# Problem description
Return the data exactly, apart from leaving out the pictures.

# Provided data

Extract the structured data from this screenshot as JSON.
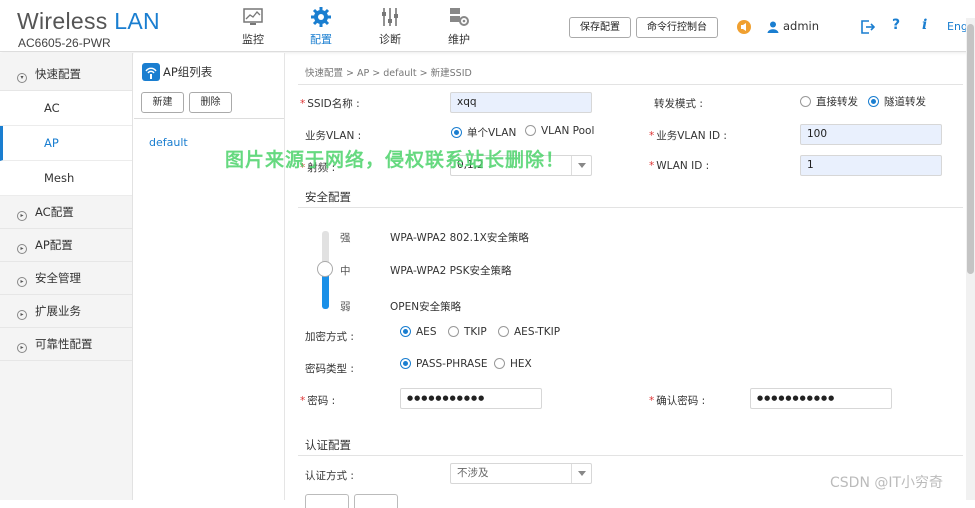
{
  "header": {
    "brand_word1": "Wireless",
    "brand_word2": "LAN",
    "model": "AC6605-26-PWR",
    "nav": [
      {
        "label": "监控",
        "icon": "monitor-icon"
      },
      {
        "label": "配置",
        "icon": "gear-icon"
      },
      {
        "label": "诊断",
        "icon": "sliders-icon"
      },
      {
        "label": "维护",
        "icon": "maintenance-icon"
      }
    ],
    "save_config": "保存配置",
    "cli_console": "命令行控制台",
    "user": "admin",
    "lang": "Eng",
    "accent": "#1a7ed0"
  },
  "sidebar": {
    "quick_config": "快速配置",
    "sub_items": [
      "AC",
      "AP",
      "Mesh"
    ],
    "active_sub": "AP",
    "items": [
      "AC配置",
      "AP配置",
      "安全管理",
      "扩展业务",
      "可靠性配置"
    ]
  },
  "ap_group": {
    "title": "AP组列表",
    "new_button": "新建",
    "delete_button": "删除",
    "groups": [
      "default"
    ]
  },
  "form": {
    "breadcrumb": "快速配置 > AP > default > 新建SSID",
    "ssid_label": "SSID名称 :",
    "ssid_value": "xqq",
    "forward_label": "转发模式 :",
    "forward_direct": "直接转发",
    "forward_tunnel": "隧道转发",
    "vlan_label": "业务VLAN :",
    "vlan_single": "单个VLAN",
    "vlan_pool": "VLAN Pool",
    "vlan_id_label": "业务VLAN ID :",
    "vlan_id_value": "100",
    "radio_label": "射频 :",
    "radio_value": "0,1,2",
    "wlan_id_label": "WLAN ID :",
    "wlan_id_value": "1",
    "security_title": "安全配置",
    "level_strong": "强",
    "level_mid": "中",
    "level_weak": "弱",
    "policy_strong": "WPA-WPA2 802.1X安全策略",
    "policy_mid": "WPA-WPA2 PSK安全策略",
    "policy_weak": "OPEN安全策略",
    "encrypt_label": "加密方式 :",
    "encrypt_aes": "AES",
    "encrypt_tkip": "TKIP",
    "encrypt_aes_tkip": "AES-TKIP",
    "pwd_type_label": "密码类型 :",
    "pwd_passphrase": "PASS-PHRASE",
    "pwd_hex": "HEX",
    "pwd_label": "密码 :",
    "pwd_value": "●●●●●●●●●●●",
    "confirm_pwd_label": "确认密码 :",
    "confirm_pwd_value": "●●●●●●●●●●●",
    "auth_title": "认证配置",
    "auth_label": "认证方式 :",
    "auth_value": "不涉及"
  },
  "watermark": "图片来源于网络，侵权联系站长删除！",
  "credit": "CSDN @IT小穷奇"
}
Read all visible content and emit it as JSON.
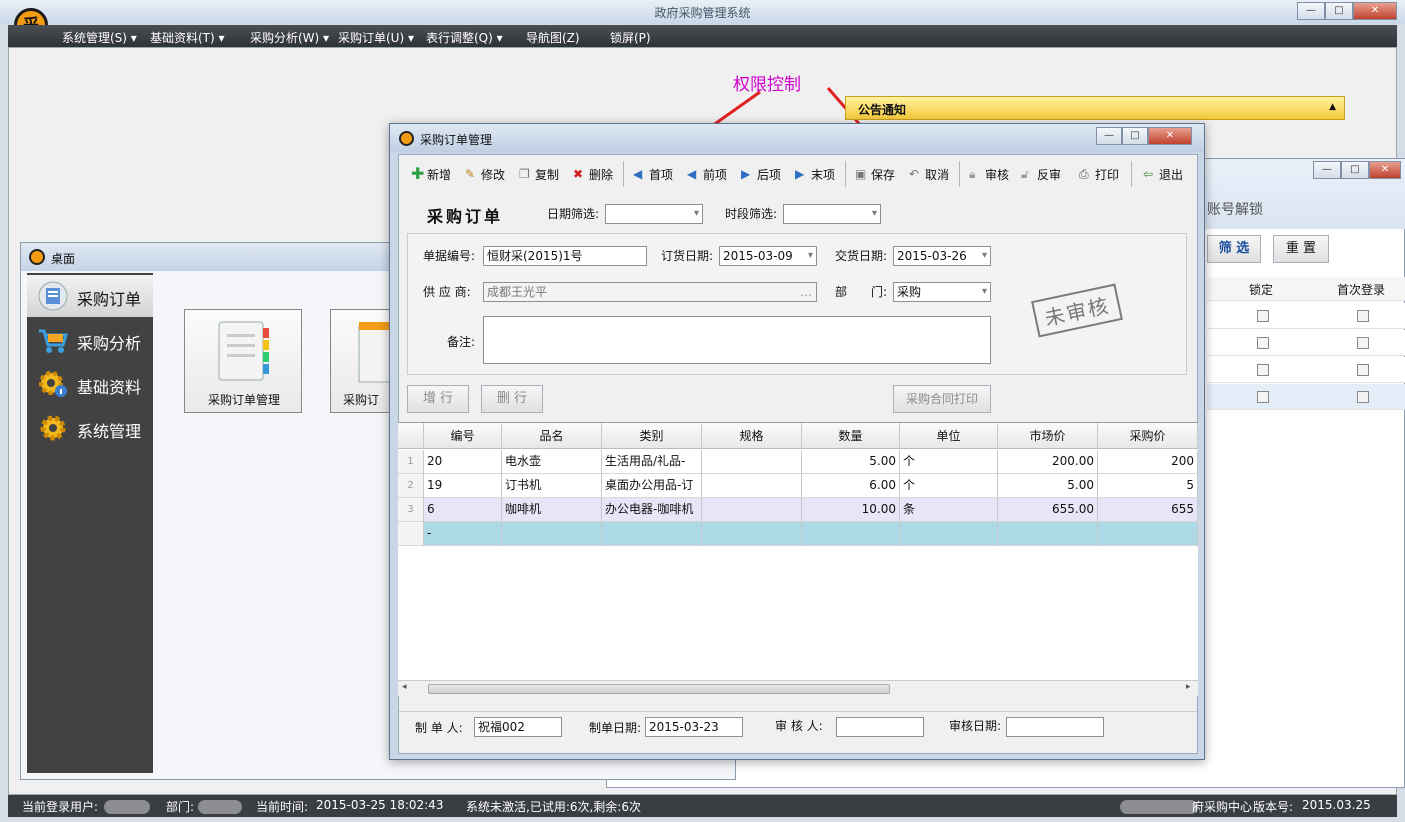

# Solution to this exercise
Extract the structured data from this screenshot as JSON.
{
  "header": {
    "brand_word1": "Wireless",
    "brand_word2": "LAN",
    "model": "AC6605-26-PWR",
    "nav": [
      {
        "label": "监控",
        "icon": "monitor-icon"
      },
      {
        "label": "配置",
        "icon": "gear-icon"
      },
      {
        "label": "诊断",
        "icon": "sliders-icon"
      },
      {
        "label": "维护",
        "icon": "maintenance-icon"
      }
    ],
    "save_config": "保存配置",
    "cli_console": "命令行控制台",
    "user": "admin",
    "lang": "Eng",
    "accent": "#1a7ed0"
  },
  "sidebar": {
    "quick_config": "快速配置",
    "sub_items": [
      "AC",
      "AP",
      "Mesh"
    ],
    "active_sub": "AP",
    "items": [
      "AC配置",
      "AP配置",
      "安全管理",
      "扩展业务",
      "可靠性配置"
    ]
  },
  "ap_group": {
    "title": "AP组列表",
    "new_button": "新建",
    "delete_button": "删除",
    "groups": [
      "default"
    ]
  },
  "form": {
    "breadcrumb": "快速配置 > AP > default > 新建SSID",
    "ssid_label": "SSID名称 :",
    "ssid_value": "xqq",
    "forward_label": "转发模式 :",
    "forward_direct": "直接转发",
    "forward_tunnel": "隧道转发",
    "vlan_label": "业务VLAN :",
    "vlan_single": "单个VLAN",
    "vlan_pool": "VLAN Pool",
    "vlan_id_label": "业务VLAN ID :",
    "vlan_id_value": "100",
    "radio_label": "射频 :",
    "radio_value": "0,1,2",
    "wlan_id_label": "WLAN ID :",
    "wlan_id_value": "1",
    "security_title": "安全配置",
    "level_strong": "强",
    "level_mid": "中",
    "level_weak": "弱",
    "policy_strong": "WPA-WPA2 802.1X安全策略",
    "policy_mid": "WPA-WPA2 PSK安全策略",
    "policy_weak": "OPEN安全策略",
    "encrypt_label": "加密方式 :",
    "encrypt_aes": "AES",
    "encrypt_tkip": "TKIP",
    "encrypt_aes_tkip": "AES-TKIP",
    "pwd_type_label": "密码类型 :",
    "pwd_passphrase": "PASS-PHRASE",
    "pwd_hex": "HEX",
    "pwd_label": "密码 :",
    "pwd_value": "●●●●●●●●●●●",
    "confirm_pwd_label": "确认密码 :",
    "confirm_pwd_value": "●●●●●●●●●●●",
    "auth_title": "认证配置",
    "auth_label": "认证方式 :",
    "auth_value": "不涉及"
  },
  "watermark": "图片来源于网络，侵权联系站长删除！",
  "credit": "CSDN @IT小穷奇"
}
Read all visible content and emit it as JSON.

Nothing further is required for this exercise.